══ Records to process

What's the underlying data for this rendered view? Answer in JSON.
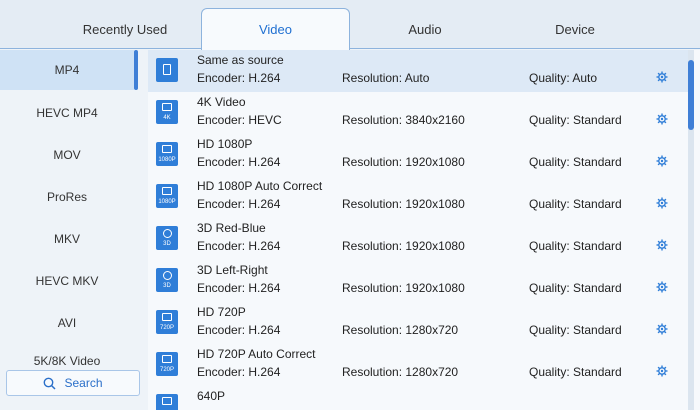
{
  "tabs": [
    {
      "label": "Recently Used",
      "active": false
    },
    {
      "label": "Video",
      "active": true
    },
    {
      "label": "Audio",
      "active": false
    },
    {
      "label": "Device",
      "active": false
    }
  ],
  "sidebar": {
    "items": [
      {
        "label": "MP4",
        "active": true
      },
      {
        "label": "HEVC MP4",
        "active": false
      },
      {
        "label": "MOV",
        "active": false
      },
      {
        "label": "ProRes",
        "active": false
      },
      {
        "label": "MKV",
        "active": false
      },
      {
        "label": "HEVC MKV",
        "active": false
      },
      {
        "label": "AVI",
        "active": false
      },
      {
        "label": "5K/8K Video",
        "active": false
      }
    ],
    "search_label": "Search"
  },
  "presets": [
    {
      "name": "Same as source",
      "encoder": "Encoder: H.264",
      "resolution": "Resolution: Auto",
      "quality": "Quality: Auto",
      "badge": "",
      "icon": "copy-icon",
      "selected": true
    },
    {
      "name": "4K Video",
      "encoder": "Encoder: HEVC",
      "resolution": "Resolution: 3840x2160",
      "quality": "Quality: Standard",
      "badge": "4K",
      "icon": "film-icon",
      "selected": false
    },
    {
      "name": "HD 1080P",
      "encoder": "Encoder: H.264",
      "resolution": "Resolution: 1920x1080",
      "quality": "Quality: Standard",
      "badge": "1080P",
      "icon": "film-icon",
      "selected": false
    },
    {
      "name": "HD 1080P Auto Correct",
      "encoder": "Encoder: H.264",
      "resolution": "Resolution: 1920x1080",
      "quality": "Quality: Standard",
      "badge": "1080P",
      "icon": "film-icon",
      "selected": false
    },
    {
      "name": "3D Red-Blue",
      "encoder": "Encoder: H.264",
      "resolution": "Resolution: 1920x1080",
      "quality": "Quality: Standard",
      "badge": "3D",
      "icon": "3d-icon",
      "selected": false
    },
    {
      "name": "3D Left-Right",
      "encoder": "Encoder: H.264",
      "resolution": "Resolution: 1920x1080",
      "quality": "Quality: Standard",
      "badge": "3D",
      "icon": "3d-icon",
      "selected": false
    },
    {
      "name": "HD 720P",
      "encoder": "Encoder: H.264",
      "resolution": "Resolution: 1280x720",
      "quality": "Quality: Standard",
      "badge": "720P",
      "icon": "film-icon",
      "selected": false
    },
    {
      "name": "HD 720P Auto Correct",
      "encoder": "Encoder: H.264",
      "resolution": "Resolution: 1280x720",
      "quality": "Quality: Standard",
      "badge": "720P",
      "icon": "film-icon",
      "selected": false
    },
    {
      "name": "640P",
      "encoder": "",
      "resolution": "",
      "quality": "",
      "badge": "",
      "icon": "film-icon",
      "selected": false
    }
  ],
  "colors": {
    "accent": "#2f7ed8",
    "selected_row": "#dde9f6",
    "sidebar_active": "#cfe2f5"
  }
}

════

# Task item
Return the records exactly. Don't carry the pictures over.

# Solution for this task
What's the underlying data for this rendered view? Answer in JSON.
{
  "tabs": [
    {
      "label": "Recently Used",
      "active": false
    },
    {
      "label": "Video",
      "active": true
    },
    {
      "label": "Audio",
      "active": false
    },
    {
      "label": "Device",
      "active": false
    }
  ],
  "sidebar": {
    "items": [
      {
        "label": "MP4",
        "active": true
      },
      {
        "label": "HEVC MP4",
        "active": false
      },
      {
        "label": "MOV",
        "active": false
      },
      {
        "label": "ProRes",
        "active": false
      },
      {
        "label": "MKV",
        "active": false
      },
      {
        "label": "HEVC MKV",
        "active": false
      },
      {
        "label": "AVI",
        "active": false
      },
      {
        "label": "5K/8K Video",
        "active": false
      }
    ],
    "search_label": "Search"
  },
  "presets": [
    {
      "name": "Same as source",
      "encoder": "Encoder: H.264",
      "resolution": "Resolution: Auto",
      "quality": "Quality: Auto",
      "badge": "",
      "icon": "copy-icon",
      "selected": true
    },
    {
      "name": "4K Video",
      "encoder": "Encoder: HEVC",
      "resolution": "Resolution: 3840x2160",
      "quality": "Quality: Standard",
      "badge": "4K",
      "icon": "film-icon",
      "selected": false
    },
    {
      "name": "HD 1080P",
      "encoder": "Encoder: H.264",
      "resolution": "Resolution: 1920x1080",
      "quality": "Quality: Standard",
      "badge": "1080P",
      "icon": "film-icon",
      "selected": false
    },
    {
      "name": "HD 1080P Auto Correct",
      "encoder": "Encoder: H.264",
      "resolution": "Resolution: 1920x1080",
      "quality": "Quality: Standard",
      "badge": "1080P",
      "icon": "film-icon",
      "selected": false
    },
    {
      "name": "3D Red-Blue",
      "encoder": "Encoder: H.264",
      "resolution": "Resolution: 1920x1080",
      "quality": "Quality: Standard",
      "badge": "3D",
      "icon": "3d-icon",
      "selected": false
    },
    {
      "name": "3D Left-Right",
      "encoder": "Encoder: H.264",
      "resolution": "Resolution: 1920x1080",
      "quality": "Quality: Standard",
      "badge": "3D",
      "icon": "3d-icon",
      "selected": false
    },
    {
      "name": "HD 720P",
      "encoder": "Encoder: H.264",
      "resolution": "Resolution: 1280x720",
      "quality": "Quality: Standard",
      "badge": "720P",
      "icon": "film-icon",
      "selected": false
    },
    {
      "name": "HD 720P Auto Correct",
      "encoder": "Encoder: H.264",
      "resolution": "Resolution: 1280x720",
      "quality": "Quality: Standard",
      "badge": "720P",
      "icon": "film-icon",
      "selected": false
    },
    {
      "name": "640P",
      "encoder": "",
      "resolution": "",
      "quality": "",
      "badge": "",
      "icon": "film-icon",
      "selected": false
    }
  ],
  "colors": {
    "accent": "#2f7ed8",
    "selected_row": "#dde9f6",
    "sidebar_active": "#cfe2f5"
  }
}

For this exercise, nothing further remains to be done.